Late on the night of Tuesday, October 4, world-renowned rapper Scott Kid Cudi Mescudi took to Facebook to write a lengthy status regarding his current mental health. The post was anything but light-hearted, delving into the personal hell that has been his life since becoming famous. To summarize, he is “not at peace” and has checked himself into a mental rehabilitation center for depression and suicidal urges.
Story | Madison Lippincott
Image | Kid Cudi Twitter
“If I didn’t come here, I would’ve done something to myself,” Cudi wrote. “I simply am a damaged human swimming in a pool of emotions every day of my life.”
He went on to explain how depression and extreme anxiety have been strong dictators for the majority of his life, going as far as preventing him from being able to trust others, meet new people, and even leave his house. The post in its entirety can be read below.

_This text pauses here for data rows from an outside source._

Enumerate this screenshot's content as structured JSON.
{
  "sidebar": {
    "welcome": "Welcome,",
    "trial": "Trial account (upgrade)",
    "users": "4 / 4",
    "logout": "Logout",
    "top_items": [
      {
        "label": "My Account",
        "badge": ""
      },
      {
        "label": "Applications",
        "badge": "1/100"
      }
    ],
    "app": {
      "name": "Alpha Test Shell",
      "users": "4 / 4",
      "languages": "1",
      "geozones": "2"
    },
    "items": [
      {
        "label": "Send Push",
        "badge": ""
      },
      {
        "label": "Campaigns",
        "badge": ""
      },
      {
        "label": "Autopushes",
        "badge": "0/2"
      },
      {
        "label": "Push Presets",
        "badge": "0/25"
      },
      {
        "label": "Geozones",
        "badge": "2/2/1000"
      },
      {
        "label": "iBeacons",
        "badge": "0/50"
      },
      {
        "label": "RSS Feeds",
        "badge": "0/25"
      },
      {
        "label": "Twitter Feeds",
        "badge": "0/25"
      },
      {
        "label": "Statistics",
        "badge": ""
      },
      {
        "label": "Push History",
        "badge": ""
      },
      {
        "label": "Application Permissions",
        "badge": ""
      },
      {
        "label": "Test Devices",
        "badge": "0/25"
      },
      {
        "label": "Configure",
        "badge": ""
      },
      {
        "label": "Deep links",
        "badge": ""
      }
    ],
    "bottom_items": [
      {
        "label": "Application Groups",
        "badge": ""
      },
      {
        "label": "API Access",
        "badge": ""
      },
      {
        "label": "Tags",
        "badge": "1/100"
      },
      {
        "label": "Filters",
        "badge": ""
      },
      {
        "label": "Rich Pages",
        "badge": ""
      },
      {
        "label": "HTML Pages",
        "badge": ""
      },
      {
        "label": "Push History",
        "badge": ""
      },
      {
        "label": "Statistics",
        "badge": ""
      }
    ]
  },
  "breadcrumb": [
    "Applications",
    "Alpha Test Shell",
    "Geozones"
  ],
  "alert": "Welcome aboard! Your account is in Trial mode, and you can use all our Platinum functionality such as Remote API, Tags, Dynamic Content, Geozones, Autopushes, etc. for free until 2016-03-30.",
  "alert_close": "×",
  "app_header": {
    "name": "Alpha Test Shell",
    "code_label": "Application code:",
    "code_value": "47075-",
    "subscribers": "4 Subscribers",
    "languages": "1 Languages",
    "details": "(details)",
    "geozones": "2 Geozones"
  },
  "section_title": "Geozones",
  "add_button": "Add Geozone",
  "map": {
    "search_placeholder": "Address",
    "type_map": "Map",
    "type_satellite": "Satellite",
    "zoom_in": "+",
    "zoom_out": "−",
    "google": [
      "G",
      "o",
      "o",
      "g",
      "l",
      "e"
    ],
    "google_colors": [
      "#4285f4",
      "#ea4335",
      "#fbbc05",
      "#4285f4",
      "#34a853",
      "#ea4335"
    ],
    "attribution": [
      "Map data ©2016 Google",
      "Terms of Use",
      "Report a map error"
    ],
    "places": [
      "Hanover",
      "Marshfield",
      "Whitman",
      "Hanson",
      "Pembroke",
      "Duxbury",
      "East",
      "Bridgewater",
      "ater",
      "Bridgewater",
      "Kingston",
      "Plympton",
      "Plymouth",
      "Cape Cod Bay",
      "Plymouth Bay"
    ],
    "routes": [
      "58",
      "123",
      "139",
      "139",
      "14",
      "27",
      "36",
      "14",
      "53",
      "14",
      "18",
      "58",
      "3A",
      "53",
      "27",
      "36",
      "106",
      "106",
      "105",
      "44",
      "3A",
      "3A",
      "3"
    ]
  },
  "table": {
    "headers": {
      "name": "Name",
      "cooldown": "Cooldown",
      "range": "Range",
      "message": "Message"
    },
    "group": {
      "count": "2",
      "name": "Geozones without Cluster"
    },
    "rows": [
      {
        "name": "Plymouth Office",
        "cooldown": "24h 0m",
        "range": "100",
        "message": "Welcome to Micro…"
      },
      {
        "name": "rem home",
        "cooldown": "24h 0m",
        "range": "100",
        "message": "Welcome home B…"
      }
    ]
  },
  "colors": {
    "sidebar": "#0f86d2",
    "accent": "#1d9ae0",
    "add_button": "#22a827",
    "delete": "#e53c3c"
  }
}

From the beginning of the post, Cudi takes on a sense of shame.
“It’s been difficult for me to find the words to what I’m about to share with you because I feel ashamed,” Cudi wrote. “Ashamed to be a leader and hero to so many while admitting I’ve been living a lie.”
By the end, it turns into a heartbreaking letter of sorrow to his fans and loved ones.
“I am sorry if I let anyone down,” Cudi wrote. “I really am sorry. I’ll be back, stronger, better. Reborn. I feel like shit. I feel so ashamed. I’m sorry.”
Cudi’s bravery to speak out about his illness and his need for help did more than just show us it’s okay to be honest about your hardest times as well as your successes. It sparked an outpour of support of all forms of social media, especially Twitter. Two Twitter users, Dayna Lynn Nuckolls and an anonymous friend that we’ll refer to as @TheCosby, began a thread of support using #YouGoodMan.
The #YouGoodMan twitter thread is still currently trending and is still receiving positive hits every couple of minutes. Peep the video below for a breakdown of just what movement is all about.
— AJ+ (@ajplus) October 7, 2016
The second most important thing about Cudi’s breakthrough, falling short to his bravery, is the acknowledgement of what it’s really like to live with a mental disorder. Society has long written off those who admit to having mental disorders like depression and anxiety as crazy, self-afflicting dysfunctional lunatics. And that doesn’t even include the startling amount of people that don’t even believe that depression is a real illness at all.
This puts extreme pressure on those who are suffering. How can we expect those who need it to seek treatment when the world around them is standing by eagerly waiting to tell them they’re crazy and to just “not be sad anymore”?
When it’s all said and done, there is nothing worse than feeling like you can’t reach out for help. Asking for help does not show weakness; it shows strength in the form of wisdom, self-awareness, and bravery. Though Kid Cudi is in a place of pain right now, he has done something great for the world – he has not only reminded us that it’s okay to be wounded but has also led by example that it’s absolutely okay to admit that and ask for help.